If you’ve purchased anything online in the last little while, you’ve probably noticed an option to use a third-party service that lets you settle your bill in a series of smaller payments without charging you any interest.
These ‘buy now, pay later’ (BNPL) services have been surging in popularity, especially among younger shoppers. A few common names include Afterpay, Klarna, PayBright, and Sezzle, but plenty of others are out there, including some from Canada’s big banks.
While each service has its own set of rules, they all do the same thing: help buyers break up the cost of big purchases into smaller, more manageable chunks.
How does BNPL? work?
Let’s say you want to buy a new TV that costs $600. Instead of paying the full price, you might pay 25 per cent, or $150, on the spot, then another $150 every two weeks for the next six weeks until you’ve paid the bill in full.
Make your payments in a timely fashion and you won’t face any interest charges. Some BNPL services charge their users a fee, while others are free as long as you don’t miss a payment.
Avoid the temptation to overspend
BNPL may sound convenient and simple, but don’t forget that it’s just a different kind of debt. Some shoppers say using BNPL to set up a payment plan for sizable online purchases is their preferred way to budget, helping them track their spending across weeks and months. For others, however, it’s the opposite: splitting big bills into smaller payments creates the illusion of additional wealth and diminished costs, leading to the potential for out-of-control spending and deep debt.
No matter how you plan on paying for something, an important rule is to only spend what you have. If money is too tight to afford that new TV, whether it’s with one big payment or four smaller ones, better to put the purchase on hold until you have the savings to be able to truly afford it.
BNPL isn’t always the best way to build your credit score
You might think buying items with a BNPL service and always paying your bill on time would boost your credit score, like it does when you pay your credit card bill by the due date. Unfortunately, however, that’s not the case with most basic BNPL services, although Sezzle does offer an option that gives your payment history to credit bureaus. By and large, however, BNPL services aren’t much use for those looking to boost their credit score.
Always read the fine print
Different BNPL services have different terms, and it’s important to know what the consequences are for missed or late payments before you sign up. Some services will ding you with fees or hefty interest charges if you’re more than seven days late with a payment, while others will simply suspend your account until the debt is settled.
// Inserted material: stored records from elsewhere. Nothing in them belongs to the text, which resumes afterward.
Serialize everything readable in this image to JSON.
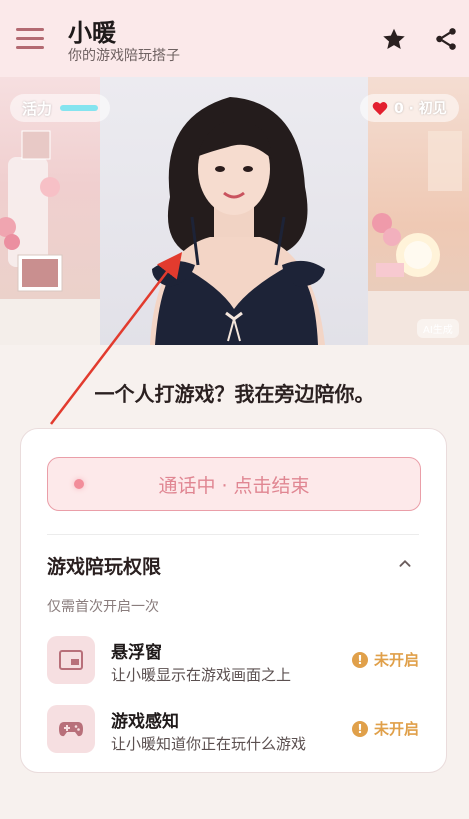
{
  "header": {
    "title": "小暖",
    "subtitle": "你的游戏陪玩搭子",
    "menu_icon": "hamburger-icon",
    "star_icon": "star-icon",
    "share_icon": "share-icon"
  },
  "hero": {
    "vitality_label": "活力",
    "vitality_level": 0.7,
    "affinity_text": "0 · 初见",
    "ai_tag": "AI生成"
  },
  "tagline": "一个人打游戏？我在旁边陪你。",
  "call": {
    "label": "通话中 · 点击结束"
  },
  "permissions": {
    "title": "游戏陪玩权限",
    "hint": "仅需首次开启一次",
    "items": [
      {
        "name": "悬浮窗",
        "desc": "让小暖显示在游戏画面之上",
        "status": "未开启",
        "icon": "floating-window-icon"
      },
      {
        "name": "游戏感知",
        "desc": "让小暖知道你正在玩什么游戏",
        "status": "未开启",
        "icon": "gamepad-icon"
      }
    ]
  },
  "colors": {
    "accent": "#e08692",
    "warning": "#e0a04a",
    "header_bg": "#fbe9ea",
    "arrow": "#e23b2e"
  }
}
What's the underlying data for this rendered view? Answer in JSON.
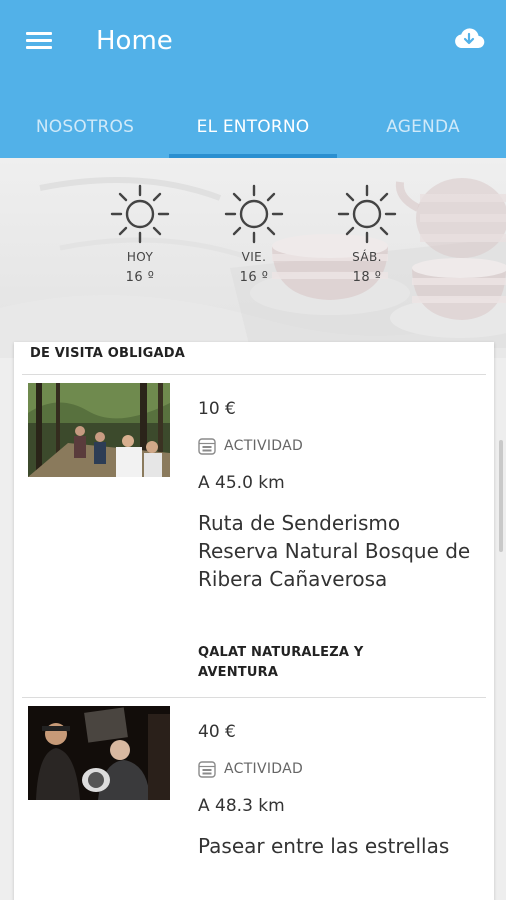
{
  "appbar": {
    "title": "Home",
    "menu_icon": "menu-icon",
    "download_icon": "cloud-download-icon",
    "color": "#52b1e8"
  },
  "tabs": [
    {
      "label": "NOSOTROS",
      "active": false
    },
    {
      "label": "EL ENTORNO",
      "active": true
    },
    {
      "label": "AGENDA",
      "active": false
    }
  ],
  "weather": [
    {
      "day": "HOY",
      "temp": "16 º",
      "icon": "sun-icon"
    },
    {
      "day": "VIE.",
      "temp": "16 º",
      "icon": "sun-icon"
    },
    {
      "day": "SÁB.",
      "temp": "18 º",
      "icon": "sun-icon"
    }
  ],
  "section": {
    "title": "DE VISITA OBLIGADA",
    "items": [
      {
        "price": "10 €",
        "type_icon": "calendar-icon",
        "type": "ACTIVIDAD",
        "distance": "A 45.0 km",
        "title": "Ruta de Senderismo Reserva Natural Bosque de Ribera Cañaverosa",
        "provider": "QALAT NATURALEZA Y AVENTURA"
      },
      {
        "price": "40 €",
        "type_icon": "calendar-icon",
        "type": "ACTIVIDAD",
        "distance": "A 48.3 km",
        "title": "Pasear entre las estrellas"
      }
    ]
  }
}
Another fine print issue to be aware of: how your BNPL service handles what you owe when an item you purchased needs to be returned. Take a careful look at the agreement for your service, and don’t be afraid to reach out to their support site if you have questions or concerns.
What alternatives are there?
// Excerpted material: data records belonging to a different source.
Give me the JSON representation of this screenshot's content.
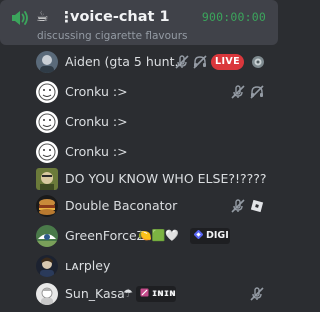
{
  "channel": {
    "emoji": "☕",
    "separator": "⋮",
    "name": "voice-chat 1",
    "timer": "900:00:00",
    "status": "discussing cigarette flavours"
  },
  "colors": {
    "accent_green": "#3ba55c",
    "live_red": "#da373c",
    "header_bg": "#404249",
    "panel_bg": "#2b2d31"
  },
  "users": [
    {
      "name": "Aiden (gta 5 hunt...",
      "muted": true,
      "deafened": true,
      "live_label": "LIVE",
      "activity_icon": "game-activity-icon"
    },
    {
      "name": "Cronku :>",
      "muted": true,
      "deafened": true
    },
    {
      "name": "Cronku :>"
    },
    {
      "name": "Cronku :>"
    },
    {
      "name": "DO YOU KNOW WHO ELSE?!????"
    },
    {
      "name": "Double Baconator",
      "muted": true,
      "activity_icon": "roblox-icon"
    },
    {
      "name": "GreenForceZ",
      "emojis": "🍋🟩🤍",
      "guild_tag": "DIGI"
    },
    {
      "name": "ʟᴀrpley"
    },
    {
      "name": "Sun_Kasa",
      "name_suffix": "☂",
      "guild_tag": "ɪɴɪɴ",
      "muted": true
    }
  ]
}
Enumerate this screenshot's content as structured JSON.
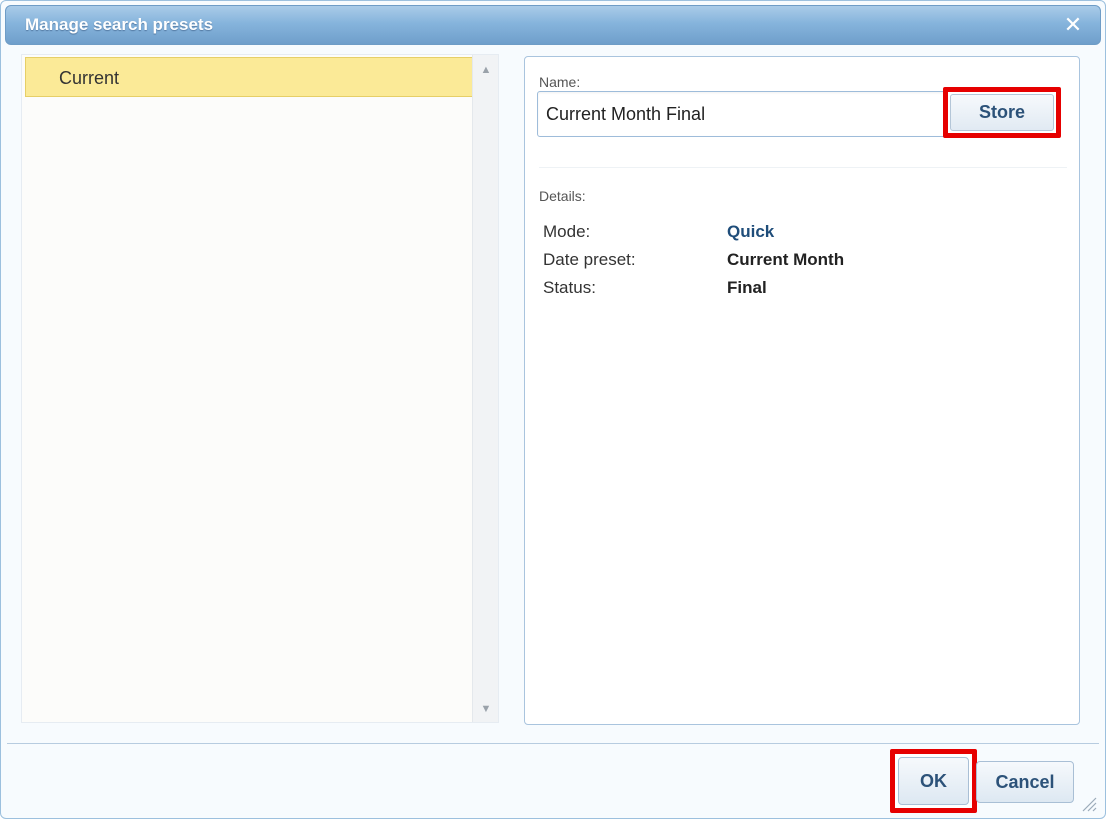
{
  "dialog": {
    "title": "Manage search presets",
    "close_icon": "close-icon"
  },
  "presets_list": {
    "items": [
      {
        "label": "Current",
        "selected": true
      }
    ]
  },
  "form": {
    "name_label": "Name:",
    "name_value": "Current Month Final",
    "store_label": "Store",
    "details_label": "Details:",
    "details": [
      {
        "key": "Mode:",
        "value": "Quick"
      },
      {
        "key": "Date preset:",
        "value": "Current Month"
      },
      {
        "key": "Status:",
        "value": "Final"
      }
    ]
  },
  "footer": {
    "ok_label": "OK",
    "cancel_label": "Cancel"
  },
  "colors": {
    "titlebar": "#86b4dc",
    "selected_item": "#fbea97",
    "highlight": "#e60000",
    "button_text": "#2c5279"
  }
}
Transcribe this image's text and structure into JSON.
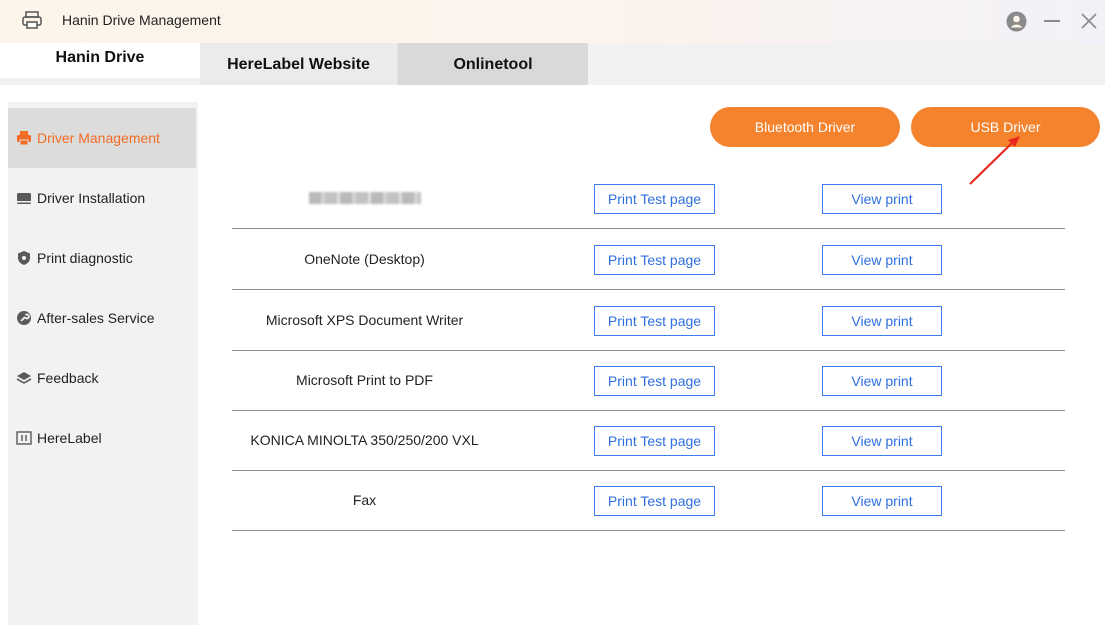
{
  "window": {
    "title": "Hanin Drive Management"
  },
  "tabs": [
    {
      "label": "Hanin Drive"
    },
    {
      "label": "HereLabel Website"
    },
    {
      "label": "Onlinetool"
    }
  ],
  "sidebar": {
    "items": [
      {
        "label": "Driver Management",
        "icon": "printer-icon"
      },
      {
        "label": "Driver Installation",
        "icon": "install-icon"
      },
      {
        "label": "Print diagnostic",
        "icon": "shield-icon"
      },
      {
        "label": "After-sales Service",
        "icon": "wrench-icon"
      },
      {
        "label": "Feedback",
        "icon": "layers-icon"
      },
      {
        "label": "HereLabel",
        "icon": "grid-icon"
      }
    ]
  },
  "actions": {
    "bluetooth_label": "Bluetooth Driver",
    "usb_label": "USB Driver"
  },
  "printers": [
    {
      "name": "",
      "test_label": "Print Test page",
      "view_label": "View print"
    },
    {
      "name": "OneNote (Desktop)",
      "test_label": "Print Test page",
      "view_label": "View print"
    },
    {
      "name": "Microsoft XPS Document Writer",
      "test_label": "Print Test page",
      "view_label": "View print"
    },
    {
      "name": "Microsoft Print to PDF",
      "test_label": "Print Test page",
      "view_label": "View print"
    },
    {
      "name": "KONICA MINOLTA 350/250/200 VXL",
      "test_label": "Print Test page",
      "view_label": "View print"
    },
    {
      "name": "Fax",
      "test_label": "Print Test page",
      "view_label": "View print"
    }
  ],
  "colors": {
    "accent": "#f5822d",
    "active_text": "#f36b24",
    "link_blue": "#2f6fe0",
    "arrow_red": "#e8281e"
  }
}
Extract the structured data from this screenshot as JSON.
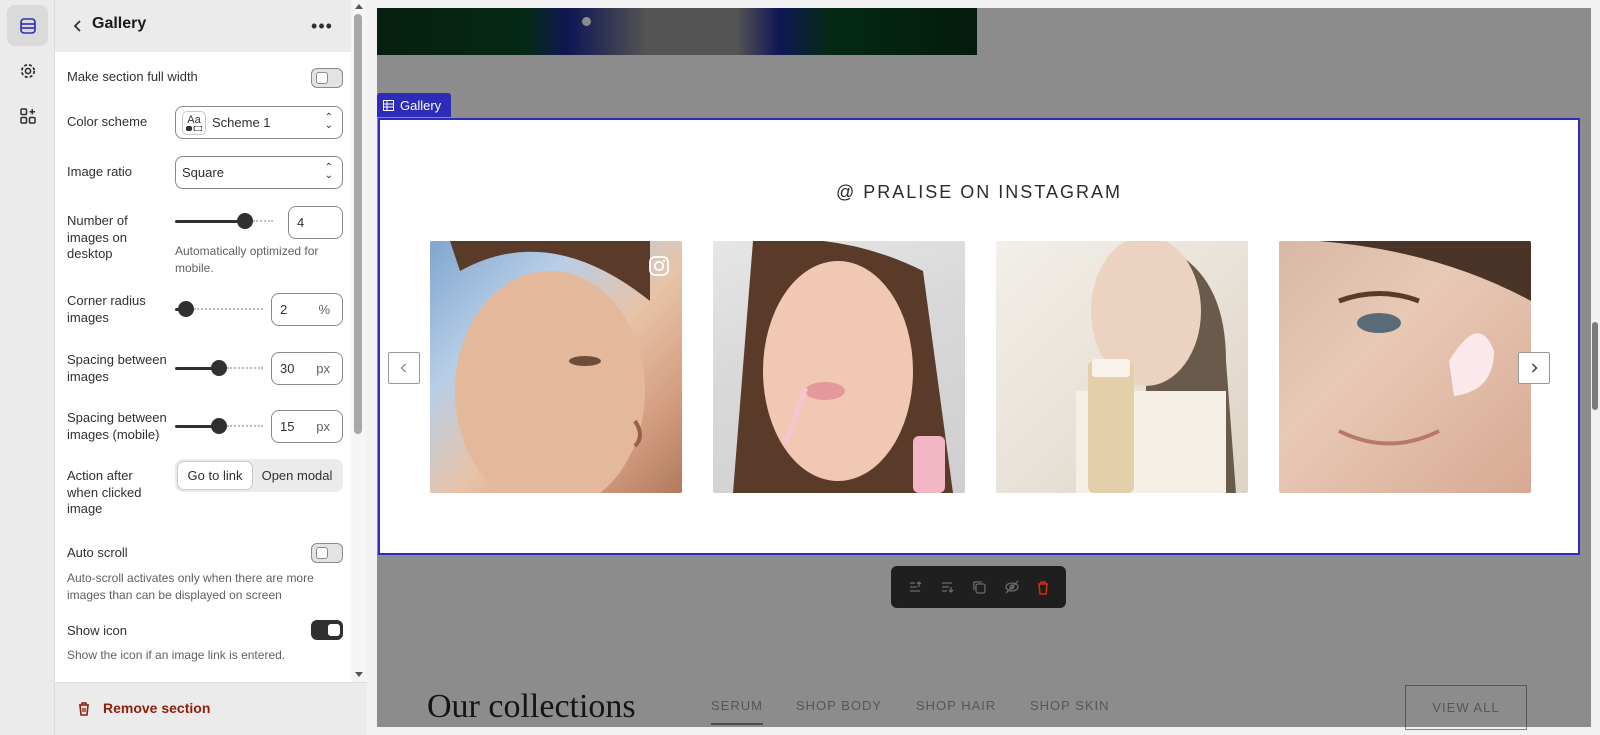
{
  "rail": {
    "items": [
      {
        "name": "sections-icon",
        "active": true
      },
      {
        "name": "settings-icon",
        "active": false
      },
      {
        "name": "apps-icon",
        "active": false
      }
    ]
  },
  "panel": {
    "title": "Gallery",
    "more_label": "•••",
    "full_width": {
      "label": "Make section full width",
      "on": false
    },
    "color_scheme": {
      "label": "Color scheme",
      "value": "Scheme 1",
      "icon_text": "Aa"
    },
    "image_ratio": {
      "label": "Image ratio",
      "value": "Square"
    },
    "images_desktop": {
      "label": "Number of images on desktop",
      "value": "4",
      "level": 0.75,
      "helper": "Automatically optimized for mobile."
    },
    "corner_radius": {
      "label": "Corner radius images",
      "value": "2",
      "unit": "%",
      "level": 0.04
    },
    "spacing": {
      "label": "Spacing between images",
      "value": "30",
      "unit": "px",
      "level": 0.5
    },
    "spacing_mobile": {
      "label": "Spacing between images (mobile)",
      "value": "15",
      "unit": "px",
      "level": 0.5
    },
    "action": {
      "label": "Action after when clicked image",
      "options": [
        "Go to link",
        "Open modal"
      ],
      "selected": "Go to link"
    },
    "auto_scroll": {
      "label": "Auto scroll",
      "on": false,
      "helper": "Auto-scroll activates only when there are more images than can be displayed on screen"
    },
    "show_icon": {
      "label": "Show icon",
      "on": true,
      "helper": "Show the icon if an image link is entered."
    },
    "remove_label": "Remove section"
  },
  "preview": {
    "section_tag": "Gallery",
    "gallery_heading": "@ PRALISE ON INSTAGRAM",
    "images": [
      {
        "name": "gallery-image-freckled-face",
        "has_icon": true
      },
      {
        "name": "gallery-image-lip-gloss",
        "has_icon": false
      },
      {
        "name": "gallery-image-serum-bottle",
        "has_icon": false
      },
      {
        "name": "gallery-image-cream-cheek",
        "has_icon": false
      }
    ],
    "collections_title": "Our collections",
    "collection_tabs": [
      "SERUM",
      "SHOP BODY",
      "SHOP HAIR",
      "SHOP SKIN"
    ],
    "view_all": "VIEW ALL"
  },
  "colors": {
    "accent": "#2c2cb8",
    "delete": "#d72c0d",
    "panel_bg": "#ffffff",
    "rail_bg": "#ebebeb"
  }
}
If you’re unsure or uneasy about using a BNPL service, there are other ways to handle the cost of a big purchase without needing all the cash up front. Personal loans charge interest, but let you spread the repayment over a much longer period. A line of credit also charges interest but gives you revolving access to cash as you need it, as long as you keep paying back what you borrow. Finally, a low-interest credit card can boost your purchasing power while helping you build your credit score, and may even come with a promotional zero-interest period that lets you borrow money at no cost for a few months or more.